▸ **Task goal**
What is needed is each line of the data below that holds the string "JSON".

**** Data to examine ****

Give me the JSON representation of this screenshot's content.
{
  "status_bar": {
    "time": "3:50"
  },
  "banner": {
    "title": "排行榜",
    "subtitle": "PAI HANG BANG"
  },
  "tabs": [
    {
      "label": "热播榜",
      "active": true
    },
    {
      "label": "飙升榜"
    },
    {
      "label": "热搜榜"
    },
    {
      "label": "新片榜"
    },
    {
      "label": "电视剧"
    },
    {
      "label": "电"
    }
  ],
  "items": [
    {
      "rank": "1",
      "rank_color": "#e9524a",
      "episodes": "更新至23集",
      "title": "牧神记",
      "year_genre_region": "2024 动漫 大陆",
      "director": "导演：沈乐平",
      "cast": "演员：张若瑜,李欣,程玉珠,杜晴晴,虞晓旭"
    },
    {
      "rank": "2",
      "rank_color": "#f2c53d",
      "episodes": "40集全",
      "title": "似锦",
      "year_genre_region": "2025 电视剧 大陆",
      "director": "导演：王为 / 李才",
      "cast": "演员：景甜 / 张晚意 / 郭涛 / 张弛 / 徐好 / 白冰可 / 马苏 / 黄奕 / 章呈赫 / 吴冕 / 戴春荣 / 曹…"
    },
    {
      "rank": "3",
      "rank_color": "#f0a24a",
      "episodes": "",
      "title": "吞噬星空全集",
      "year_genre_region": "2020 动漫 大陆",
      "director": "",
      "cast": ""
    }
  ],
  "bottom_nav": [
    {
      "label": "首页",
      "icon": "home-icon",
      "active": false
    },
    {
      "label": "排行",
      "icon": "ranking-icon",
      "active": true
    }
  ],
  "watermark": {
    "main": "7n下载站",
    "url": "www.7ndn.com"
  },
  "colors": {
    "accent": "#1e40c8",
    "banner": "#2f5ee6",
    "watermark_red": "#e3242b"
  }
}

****
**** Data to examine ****

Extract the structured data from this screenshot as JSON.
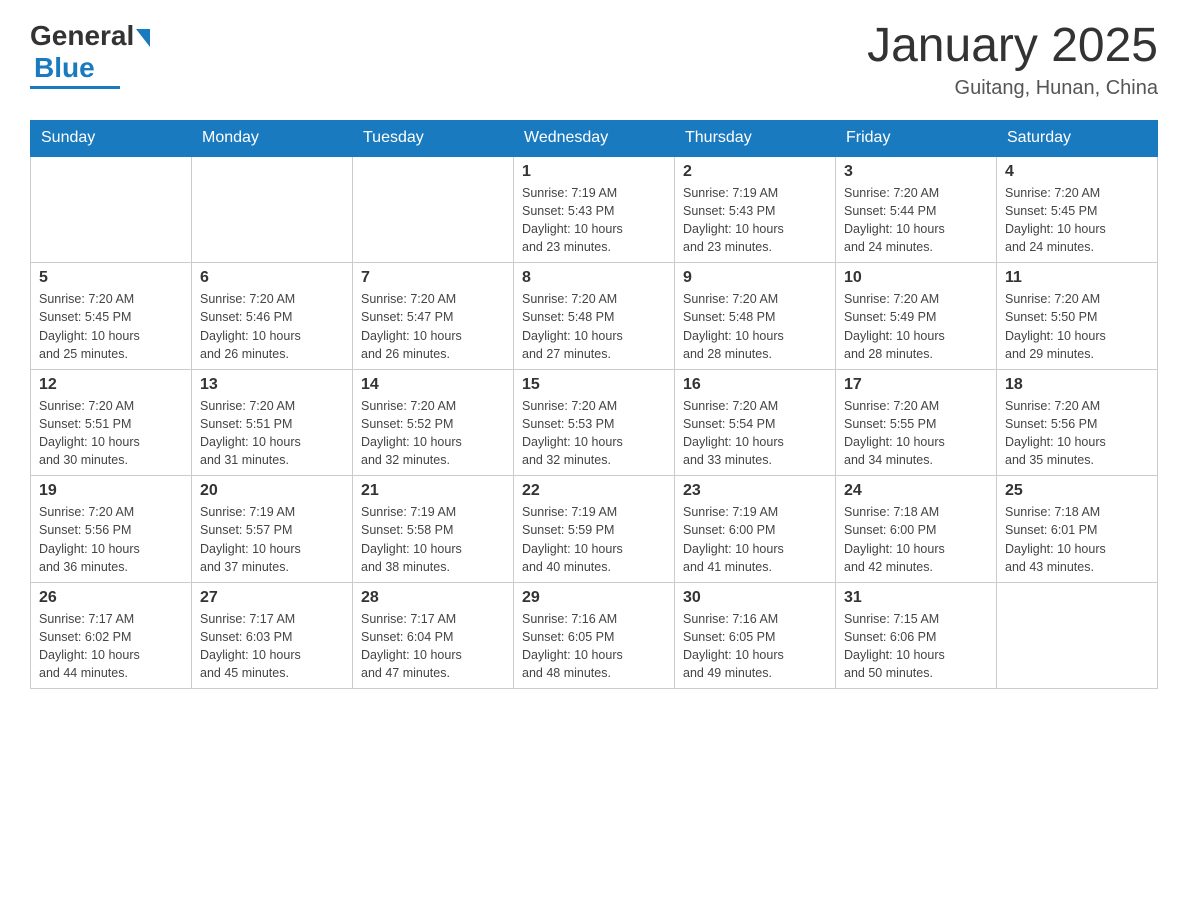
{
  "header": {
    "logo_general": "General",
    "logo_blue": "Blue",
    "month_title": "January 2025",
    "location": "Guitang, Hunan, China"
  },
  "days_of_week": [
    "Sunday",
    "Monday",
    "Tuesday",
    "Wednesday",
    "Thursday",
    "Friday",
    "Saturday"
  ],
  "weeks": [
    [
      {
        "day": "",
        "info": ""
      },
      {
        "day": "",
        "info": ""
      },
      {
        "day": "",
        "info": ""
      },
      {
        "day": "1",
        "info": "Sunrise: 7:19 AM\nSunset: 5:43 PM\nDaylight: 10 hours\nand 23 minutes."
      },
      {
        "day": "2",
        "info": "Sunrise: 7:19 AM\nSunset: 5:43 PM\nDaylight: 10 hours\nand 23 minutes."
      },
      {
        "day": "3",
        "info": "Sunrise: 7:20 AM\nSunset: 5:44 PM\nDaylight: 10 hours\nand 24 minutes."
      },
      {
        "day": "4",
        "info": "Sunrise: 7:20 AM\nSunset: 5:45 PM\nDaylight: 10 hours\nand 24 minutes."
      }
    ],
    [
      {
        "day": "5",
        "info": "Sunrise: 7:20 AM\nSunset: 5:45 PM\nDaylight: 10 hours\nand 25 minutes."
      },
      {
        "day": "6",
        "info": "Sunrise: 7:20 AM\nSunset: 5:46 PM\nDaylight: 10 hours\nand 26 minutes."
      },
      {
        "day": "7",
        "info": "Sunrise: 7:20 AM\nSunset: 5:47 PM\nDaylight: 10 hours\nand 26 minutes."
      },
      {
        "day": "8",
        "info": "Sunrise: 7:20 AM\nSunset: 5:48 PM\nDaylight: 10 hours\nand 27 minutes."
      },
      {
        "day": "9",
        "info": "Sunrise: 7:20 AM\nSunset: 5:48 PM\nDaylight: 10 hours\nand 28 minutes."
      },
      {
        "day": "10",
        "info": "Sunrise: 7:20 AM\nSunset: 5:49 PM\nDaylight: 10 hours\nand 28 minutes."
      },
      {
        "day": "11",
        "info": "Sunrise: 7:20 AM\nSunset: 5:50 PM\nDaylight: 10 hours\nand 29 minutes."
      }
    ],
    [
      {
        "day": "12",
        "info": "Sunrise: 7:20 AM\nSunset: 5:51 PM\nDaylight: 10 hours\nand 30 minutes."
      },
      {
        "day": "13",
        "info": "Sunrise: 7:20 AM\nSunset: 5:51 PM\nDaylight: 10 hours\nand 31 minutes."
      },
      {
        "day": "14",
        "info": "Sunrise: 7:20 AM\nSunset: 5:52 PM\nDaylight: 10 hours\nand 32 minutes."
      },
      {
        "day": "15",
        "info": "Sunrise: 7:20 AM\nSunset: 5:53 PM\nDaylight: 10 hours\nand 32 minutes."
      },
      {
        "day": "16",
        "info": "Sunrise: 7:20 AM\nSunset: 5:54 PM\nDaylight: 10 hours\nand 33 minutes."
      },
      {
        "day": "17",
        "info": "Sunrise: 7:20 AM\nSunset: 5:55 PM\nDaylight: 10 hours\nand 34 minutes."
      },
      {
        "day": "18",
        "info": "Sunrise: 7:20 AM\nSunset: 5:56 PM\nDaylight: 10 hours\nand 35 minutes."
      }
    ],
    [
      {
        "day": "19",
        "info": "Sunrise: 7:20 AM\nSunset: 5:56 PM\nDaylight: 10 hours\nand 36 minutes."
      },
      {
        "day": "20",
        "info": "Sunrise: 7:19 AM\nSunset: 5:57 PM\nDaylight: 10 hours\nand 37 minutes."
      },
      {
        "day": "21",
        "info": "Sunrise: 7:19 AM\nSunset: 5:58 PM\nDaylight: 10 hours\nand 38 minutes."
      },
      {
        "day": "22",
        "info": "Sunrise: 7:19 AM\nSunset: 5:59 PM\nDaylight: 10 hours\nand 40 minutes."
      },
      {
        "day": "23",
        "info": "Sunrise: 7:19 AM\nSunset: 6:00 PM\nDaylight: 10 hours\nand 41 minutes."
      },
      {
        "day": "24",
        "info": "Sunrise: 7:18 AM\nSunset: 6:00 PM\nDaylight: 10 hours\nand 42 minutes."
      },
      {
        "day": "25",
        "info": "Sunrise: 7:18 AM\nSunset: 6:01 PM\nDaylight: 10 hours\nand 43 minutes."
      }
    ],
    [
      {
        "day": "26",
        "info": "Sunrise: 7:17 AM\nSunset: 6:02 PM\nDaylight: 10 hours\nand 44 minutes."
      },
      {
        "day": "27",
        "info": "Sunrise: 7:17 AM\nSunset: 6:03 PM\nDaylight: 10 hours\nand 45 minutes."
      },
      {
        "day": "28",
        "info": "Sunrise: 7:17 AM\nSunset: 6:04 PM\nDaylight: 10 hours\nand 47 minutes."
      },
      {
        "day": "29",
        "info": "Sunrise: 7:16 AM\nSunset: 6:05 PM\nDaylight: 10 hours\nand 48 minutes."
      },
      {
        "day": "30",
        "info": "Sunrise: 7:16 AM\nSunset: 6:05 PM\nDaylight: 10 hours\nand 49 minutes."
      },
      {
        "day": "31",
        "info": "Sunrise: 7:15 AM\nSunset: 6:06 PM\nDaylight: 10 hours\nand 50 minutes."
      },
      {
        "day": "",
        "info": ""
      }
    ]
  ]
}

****

▸ **Solution**
Give me the JSON representation of this screenshot's content.
Extract the structured data from this screenshot as JSON.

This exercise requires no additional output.